Your engine is an early '26, made in september 1925. It's very likely the crank is original to the engine, it looks like what's in most engines made from the spring of '24 through 1926. EE cranks were made later on, found most often in '27 engines. Being a straight side throw crank it's better than most diamond throw, one design improvement compared to the earlier type is larger radii at the rod journals (1/8", was 1/16" on older cranks).
If you find it crack free after magnafluxing, be sure the crank grinder indexes on the flywheel flange when setting it up to grind the third main - the flywheel and trans must run straight and true in relation to the mains.
But if the third main is nice and smooth, perhaps it was ground some time in the past and the block was repoured? Maybe new babbitt can be custom fit to the crank, no point in grinding off more than necessary of an already undersized crank
Model T cranks aren't beefy enough to withstand metal fatigue forever.. most will crack eventually, but hopefully not in our lifetime ;)

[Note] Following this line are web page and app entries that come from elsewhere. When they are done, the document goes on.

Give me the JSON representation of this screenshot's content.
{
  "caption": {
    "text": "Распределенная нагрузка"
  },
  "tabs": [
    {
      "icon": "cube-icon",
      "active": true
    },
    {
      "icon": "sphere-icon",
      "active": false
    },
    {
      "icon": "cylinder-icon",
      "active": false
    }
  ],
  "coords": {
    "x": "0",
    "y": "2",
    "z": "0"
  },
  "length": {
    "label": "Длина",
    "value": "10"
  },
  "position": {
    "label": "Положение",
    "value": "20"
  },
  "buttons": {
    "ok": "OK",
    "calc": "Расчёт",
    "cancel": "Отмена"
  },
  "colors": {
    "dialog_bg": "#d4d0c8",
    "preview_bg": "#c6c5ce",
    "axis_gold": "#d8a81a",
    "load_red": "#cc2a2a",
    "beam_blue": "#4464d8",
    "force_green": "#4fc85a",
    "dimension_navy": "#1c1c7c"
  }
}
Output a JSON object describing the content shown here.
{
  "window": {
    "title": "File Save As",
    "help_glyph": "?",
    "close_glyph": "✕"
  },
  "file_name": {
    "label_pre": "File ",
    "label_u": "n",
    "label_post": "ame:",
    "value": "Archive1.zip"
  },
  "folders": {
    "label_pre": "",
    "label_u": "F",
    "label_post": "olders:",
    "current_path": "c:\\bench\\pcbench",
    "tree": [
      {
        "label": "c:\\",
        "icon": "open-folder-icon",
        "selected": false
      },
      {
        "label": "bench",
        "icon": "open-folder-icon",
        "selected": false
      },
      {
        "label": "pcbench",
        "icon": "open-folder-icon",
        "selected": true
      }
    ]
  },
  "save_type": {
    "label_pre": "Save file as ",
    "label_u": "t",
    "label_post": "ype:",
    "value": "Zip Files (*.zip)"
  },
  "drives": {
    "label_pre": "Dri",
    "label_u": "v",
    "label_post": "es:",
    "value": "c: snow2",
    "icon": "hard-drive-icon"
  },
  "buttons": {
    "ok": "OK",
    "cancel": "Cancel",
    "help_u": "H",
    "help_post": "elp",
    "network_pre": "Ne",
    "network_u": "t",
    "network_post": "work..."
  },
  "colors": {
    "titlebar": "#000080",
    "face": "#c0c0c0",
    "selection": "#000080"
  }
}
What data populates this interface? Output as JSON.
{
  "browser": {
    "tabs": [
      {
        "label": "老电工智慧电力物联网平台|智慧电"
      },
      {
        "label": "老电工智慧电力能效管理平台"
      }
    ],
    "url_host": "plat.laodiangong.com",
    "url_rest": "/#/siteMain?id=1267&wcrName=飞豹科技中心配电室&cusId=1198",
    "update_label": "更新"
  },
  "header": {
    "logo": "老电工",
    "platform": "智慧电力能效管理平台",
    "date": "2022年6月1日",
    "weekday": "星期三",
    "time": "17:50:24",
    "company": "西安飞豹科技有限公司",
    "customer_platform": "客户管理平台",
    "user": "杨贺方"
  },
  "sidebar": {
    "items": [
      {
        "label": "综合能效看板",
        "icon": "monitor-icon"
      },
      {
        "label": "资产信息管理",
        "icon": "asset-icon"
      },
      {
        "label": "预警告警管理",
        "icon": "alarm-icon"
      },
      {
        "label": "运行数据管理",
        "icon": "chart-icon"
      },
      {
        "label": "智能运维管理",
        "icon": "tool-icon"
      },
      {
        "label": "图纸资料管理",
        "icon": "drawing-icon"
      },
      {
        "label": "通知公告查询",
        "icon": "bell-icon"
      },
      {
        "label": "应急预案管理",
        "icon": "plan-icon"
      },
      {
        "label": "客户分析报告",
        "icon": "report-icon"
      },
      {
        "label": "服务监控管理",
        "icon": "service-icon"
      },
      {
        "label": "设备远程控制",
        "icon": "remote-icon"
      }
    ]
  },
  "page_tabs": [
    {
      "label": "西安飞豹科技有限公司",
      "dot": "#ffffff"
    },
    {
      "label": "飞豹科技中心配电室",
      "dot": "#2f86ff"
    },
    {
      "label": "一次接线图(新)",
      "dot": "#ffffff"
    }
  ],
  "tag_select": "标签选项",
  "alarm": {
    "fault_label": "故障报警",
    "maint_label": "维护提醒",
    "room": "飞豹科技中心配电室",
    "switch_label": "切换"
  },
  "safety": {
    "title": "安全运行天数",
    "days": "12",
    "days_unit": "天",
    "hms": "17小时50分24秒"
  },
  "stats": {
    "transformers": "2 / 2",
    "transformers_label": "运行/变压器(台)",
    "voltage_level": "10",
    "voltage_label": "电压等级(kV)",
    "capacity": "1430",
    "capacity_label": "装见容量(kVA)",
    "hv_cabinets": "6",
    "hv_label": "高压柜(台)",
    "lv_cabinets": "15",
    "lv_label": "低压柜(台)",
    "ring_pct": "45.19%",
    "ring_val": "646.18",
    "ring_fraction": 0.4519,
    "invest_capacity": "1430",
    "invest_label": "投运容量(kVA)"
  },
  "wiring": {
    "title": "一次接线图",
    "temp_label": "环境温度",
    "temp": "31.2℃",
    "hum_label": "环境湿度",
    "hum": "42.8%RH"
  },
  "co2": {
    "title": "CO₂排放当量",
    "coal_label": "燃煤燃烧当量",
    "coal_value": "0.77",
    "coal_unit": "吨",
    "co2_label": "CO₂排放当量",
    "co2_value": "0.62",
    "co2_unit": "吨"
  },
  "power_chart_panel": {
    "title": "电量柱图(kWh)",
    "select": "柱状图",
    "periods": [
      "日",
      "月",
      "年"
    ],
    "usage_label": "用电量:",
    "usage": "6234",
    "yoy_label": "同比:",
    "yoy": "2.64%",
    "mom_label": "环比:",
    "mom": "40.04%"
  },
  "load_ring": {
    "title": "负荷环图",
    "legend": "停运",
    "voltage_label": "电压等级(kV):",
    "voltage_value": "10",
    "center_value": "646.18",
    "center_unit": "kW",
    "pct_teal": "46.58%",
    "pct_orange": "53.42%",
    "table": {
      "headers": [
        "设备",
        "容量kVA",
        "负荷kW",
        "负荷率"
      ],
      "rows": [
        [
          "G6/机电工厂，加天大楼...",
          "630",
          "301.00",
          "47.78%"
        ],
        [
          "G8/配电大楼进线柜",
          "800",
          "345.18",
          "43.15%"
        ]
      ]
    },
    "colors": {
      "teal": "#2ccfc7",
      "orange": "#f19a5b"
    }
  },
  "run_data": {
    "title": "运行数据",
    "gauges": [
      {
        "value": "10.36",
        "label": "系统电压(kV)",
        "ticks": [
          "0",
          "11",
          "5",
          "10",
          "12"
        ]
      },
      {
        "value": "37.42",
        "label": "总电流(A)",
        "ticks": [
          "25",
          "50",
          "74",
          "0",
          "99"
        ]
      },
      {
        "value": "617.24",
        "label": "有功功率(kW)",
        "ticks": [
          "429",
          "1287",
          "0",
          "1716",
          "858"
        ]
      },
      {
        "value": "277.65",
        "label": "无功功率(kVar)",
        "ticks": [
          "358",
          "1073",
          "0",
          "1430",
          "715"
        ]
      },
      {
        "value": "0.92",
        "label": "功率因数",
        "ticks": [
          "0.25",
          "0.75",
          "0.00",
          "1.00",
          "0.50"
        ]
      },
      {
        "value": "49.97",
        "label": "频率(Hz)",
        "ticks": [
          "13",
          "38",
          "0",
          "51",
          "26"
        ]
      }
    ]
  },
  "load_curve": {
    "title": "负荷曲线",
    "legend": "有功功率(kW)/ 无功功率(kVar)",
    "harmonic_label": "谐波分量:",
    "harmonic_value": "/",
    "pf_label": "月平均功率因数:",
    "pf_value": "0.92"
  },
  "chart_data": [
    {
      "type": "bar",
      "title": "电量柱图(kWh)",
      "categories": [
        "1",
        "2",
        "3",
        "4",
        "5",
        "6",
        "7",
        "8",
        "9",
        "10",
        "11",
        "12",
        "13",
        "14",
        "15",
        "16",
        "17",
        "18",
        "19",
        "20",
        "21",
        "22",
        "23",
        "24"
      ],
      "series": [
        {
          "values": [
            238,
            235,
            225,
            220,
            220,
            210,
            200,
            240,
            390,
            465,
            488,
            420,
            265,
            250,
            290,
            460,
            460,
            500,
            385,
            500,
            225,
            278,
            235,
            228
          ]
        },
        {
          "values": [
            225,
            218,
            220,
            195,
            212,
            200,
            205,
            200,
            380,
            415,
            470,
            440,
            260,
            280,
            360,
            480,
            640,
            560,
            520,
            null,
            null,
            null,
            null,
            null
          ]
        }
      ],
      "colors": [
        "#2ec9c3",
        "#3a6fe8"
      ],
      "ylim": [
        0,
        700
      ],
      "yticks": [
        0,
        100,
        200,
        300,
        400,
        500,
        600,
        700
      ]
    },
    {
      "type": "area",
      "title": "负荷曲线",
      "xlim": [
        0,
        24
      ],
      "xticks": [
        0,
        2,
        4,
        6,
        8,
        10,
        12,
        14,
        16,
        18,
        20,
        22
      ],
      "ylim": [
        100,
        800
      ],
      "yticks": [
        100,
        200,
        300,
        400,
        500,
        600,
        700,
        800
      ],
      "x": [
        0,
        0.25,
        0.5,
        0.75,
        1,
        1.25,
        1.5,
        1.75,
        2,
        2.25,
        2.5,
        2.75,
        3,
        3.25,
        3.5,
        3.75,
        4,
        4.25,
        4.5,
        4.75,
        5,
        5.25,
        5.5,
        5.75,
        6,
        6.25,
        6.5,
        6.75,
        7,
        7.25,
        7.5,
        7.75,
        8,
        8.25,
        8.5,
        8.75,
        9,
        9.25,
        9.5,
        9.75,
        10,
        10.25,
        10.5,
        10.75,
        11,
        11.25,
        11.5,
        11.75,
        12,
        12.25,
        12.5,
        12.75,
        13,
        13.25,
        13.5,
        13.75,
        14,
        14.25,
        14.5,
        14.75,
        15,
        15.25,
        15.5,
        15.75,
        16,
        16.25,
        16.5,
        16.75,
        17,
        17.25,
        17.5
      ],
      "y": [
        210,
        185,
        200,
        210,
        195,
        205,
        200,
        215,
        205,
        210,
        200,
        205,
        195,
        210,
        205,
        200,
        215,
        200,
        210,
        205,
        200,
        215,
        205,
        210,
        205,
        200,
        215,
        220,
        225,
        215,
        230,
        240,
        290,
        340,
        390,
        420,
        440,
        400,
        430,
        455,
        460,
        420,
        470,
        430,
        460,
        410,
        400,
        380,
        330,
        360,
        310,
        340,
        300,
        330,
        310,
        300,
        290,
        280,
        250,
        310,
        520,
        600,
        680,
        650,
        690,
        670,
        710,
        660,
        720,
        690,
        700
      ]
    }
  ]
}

Roger, thanks for the info. I replaced this crank with a SCAT counter-balanced variety. So, with this engine, I am not worried about metal fatigue affecting it in my life-time...or a couple others for that matter. I don't know if these early straight sided cranks have the same reputation for toughness compared to the EE variety. If it isn't as serviceable as the EE cranks, I would probably keep in my parts pile if someone else who can't afford a new one might need it.
Guys if you need to get a crank built up Homer Bracket use to do mine. I don't know if he is still around or the name of the company or where it use to be. South Carolina seems familiar to my mind. ??? I cannot remember things like I use to any more it seems. (?) But he submerged welded several of mine. Straightened them and you told him what to make it to (O.D.) after you had line bored (cleaned) good old original babbit still left in the block. I have had him make a few that were .003+ and .005+ years ago. So you COULD find an oversized shaft in one of your engines depending on who did it. Jess Bonar put me onto him in the mid 70's.
Joe in Mo.
joseph brings up a good point. the crank shop near me does nice work on t's and a's, and they also spray weld up bad cranks. not sure what it cost, but whats the viewpoint here as to if it makes a crank more brittle, or other bad effects from the weld
Thanks for all the feedback. Right now I probably need to spend a few bucks and get it magnafluxed for cracks, then make a decision if I want to have it cleaned up right away or store it for the future and do it when needed.
Looks like normal wear to me after almost 100 years.
I would recommend you magnaflux it and then straighten and grind it.
Not everyone can afford a new crank.